Edelman have outed two more fake blogs for Wal-Mart. Also Wal-Mart have retired the smiley from their campaigns, now I am hoping that they will park their ridculous claim jumping efforts on the smiley as well.
—————————————————————————————————————————————-

Off the deep end

I had to take my IWC watch back to get it fixed.Cynics may say what’s the point of having a decent watch when it’ll break just like a bargain basement Casio? What you don’t get with a Casio is close on a years worth of precision engineering in the watch.

The watch is also supported by a comprehensive service organisation. Rather than having to argue the toss with a couple of school leavers, I spoke with a professional who sorted out getting the watch fixed with no quibble.

It brought home to me how quality goes beyond the product itself to encompass the whole experience behind it. Its all the other touch points on the customer’s mental score card the make up a brand experience.

It doesn’t matter how good new brands get at making a product, putting that infrastructure in to support it is going to be the hard part. It is the structure that supports the dominance of LVMH and Richemont in luxury brands.
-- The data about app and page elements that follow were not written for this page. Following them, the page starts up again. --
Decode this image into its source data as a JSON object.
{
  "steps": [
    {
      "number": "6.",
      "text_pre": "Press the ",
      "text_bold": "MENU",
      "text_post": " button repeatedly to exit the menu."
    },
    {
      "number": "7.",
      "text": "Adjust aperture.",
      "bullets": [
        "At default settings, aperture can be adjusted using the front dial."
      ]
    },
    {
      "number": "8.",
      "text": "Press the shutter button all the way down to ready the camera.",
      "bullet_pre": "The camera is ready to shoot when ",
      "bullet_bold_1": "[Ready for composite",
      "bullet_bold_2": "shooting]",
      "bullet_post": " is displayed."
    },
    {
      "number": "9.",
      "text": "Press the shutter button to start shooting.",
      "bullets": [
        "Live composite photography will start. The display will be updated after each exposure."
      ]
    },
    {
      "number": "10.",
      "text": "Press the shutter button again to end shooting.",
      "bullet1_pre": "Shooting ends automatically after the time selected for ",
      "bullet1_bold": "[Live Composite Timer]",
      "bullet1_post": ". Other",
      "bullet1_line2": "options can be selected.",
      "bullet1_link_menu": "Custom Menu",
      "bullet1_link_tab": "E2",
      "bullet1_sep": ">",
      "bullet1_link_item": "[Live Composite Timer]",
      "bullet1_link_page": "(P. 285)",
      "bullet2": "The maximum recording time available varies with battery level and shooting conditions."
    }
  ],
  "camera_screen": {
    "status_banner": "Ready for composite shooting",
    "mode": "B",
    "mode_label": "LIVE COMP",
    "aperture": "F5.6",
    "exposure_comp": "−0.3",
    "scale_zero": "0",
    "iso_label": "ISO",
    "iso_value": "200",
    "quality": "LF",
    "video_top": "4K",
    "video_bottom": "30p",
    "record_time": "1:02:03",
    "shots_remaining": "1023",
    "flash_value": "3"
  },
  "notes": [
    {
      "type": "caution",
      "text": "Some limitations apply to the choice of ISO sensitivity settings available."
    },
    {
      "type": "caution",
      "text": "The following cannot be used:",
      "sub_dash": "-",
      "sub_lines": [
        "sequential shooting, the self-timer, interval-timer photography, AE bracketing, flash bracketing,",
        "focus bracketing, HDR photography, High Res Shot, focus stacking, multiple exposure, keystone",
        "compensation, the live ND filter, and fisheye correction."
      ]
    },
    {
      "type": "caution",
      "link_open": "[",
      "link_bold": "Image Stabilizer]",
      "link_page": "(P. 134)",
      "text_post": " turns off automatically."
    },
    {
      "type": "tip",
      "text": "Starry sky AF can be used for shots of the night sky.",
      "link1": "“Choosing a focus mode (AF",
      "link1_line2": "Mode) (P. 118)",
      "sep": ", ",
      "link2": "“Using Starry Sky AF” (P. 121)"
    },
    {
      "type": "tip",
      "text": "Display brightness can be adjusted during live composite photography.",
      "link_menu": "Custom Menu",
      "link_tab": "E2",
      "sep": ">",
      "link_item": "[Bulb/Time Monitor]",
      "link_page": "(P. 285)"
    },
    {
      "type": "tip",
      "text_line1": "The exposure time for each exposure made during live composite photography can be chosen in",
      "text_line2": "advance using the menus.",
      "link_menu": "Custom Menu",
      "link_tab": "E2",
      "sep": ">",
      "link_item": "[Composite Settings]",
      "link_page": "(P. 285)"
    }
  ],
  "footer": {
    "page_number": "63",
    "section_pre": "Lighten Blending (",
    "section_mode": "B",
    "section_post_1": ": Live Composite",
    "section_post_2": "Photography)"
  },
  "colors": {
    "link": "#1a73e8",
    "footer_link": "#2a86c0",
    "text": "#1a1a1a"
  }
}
It also shows the serious investment and learning curve that new global brands like Samsung or LG and the young Turks biting at their heels like Bird International have yet to do, if they are to become more than just the vassals for more established western brands. Thoughts?

Virus in a bottle

This is the second day that I’ve received this message from people in my Yahoo! Instant Messenger friend list. It is pretty poorly designed from a social engineering perspective since there is no compelling reason to click on it (think about the I Love You virus back in the day).Whilst Kevin Mitnick would not be impressed at this poorly constructed malware, you’ve been warned just to be on the safe side.

Major Malfunction

I got tired of my Palm playing up decided to move away from the platform as their quality control has gone out the window. I picked up a Nokia E61. Nokia have crafted together a nice looking no-nonsense Treo competitor and its priced competitively as well from what I see on the interweb.In terms of product design Nokia have made a damn sexy piece of kit, most of the shell is metal (I am guessing aluminum or an alloy), with a nice big screen and the nicest responding keys that I have felt on a handheld device.

Where things start to go wrong is the software. The Nokia E61 cannot take much more than 1,000 contacts – that’s right its a business phone and yet when I synched over 5,000 contacts into it I started to get memory full messages.

I spoke to Nokia support and they claim that its a firmware issue and they are working on writing an update but they don’t know when it will be fixed. . In order to get the update I will need to have my phone reflashed at a Nokia Service Point.

I know its unbelievable, so I will run this past you again: the Nokia E61 has a known fault that will directly affect business users because it will not hold as many contacts as a chavtastic Palm Zire PDA. It has sailed into production and they are only now thinking about fixing it.

And in order to further inconvenience their long-suffering customer base the firmware update when it becomes available can only be installed at a Nokia Service Point, leaving the customer without their phone. Nice, this makes the device about as much use as a liberal arts intern in a PR agency.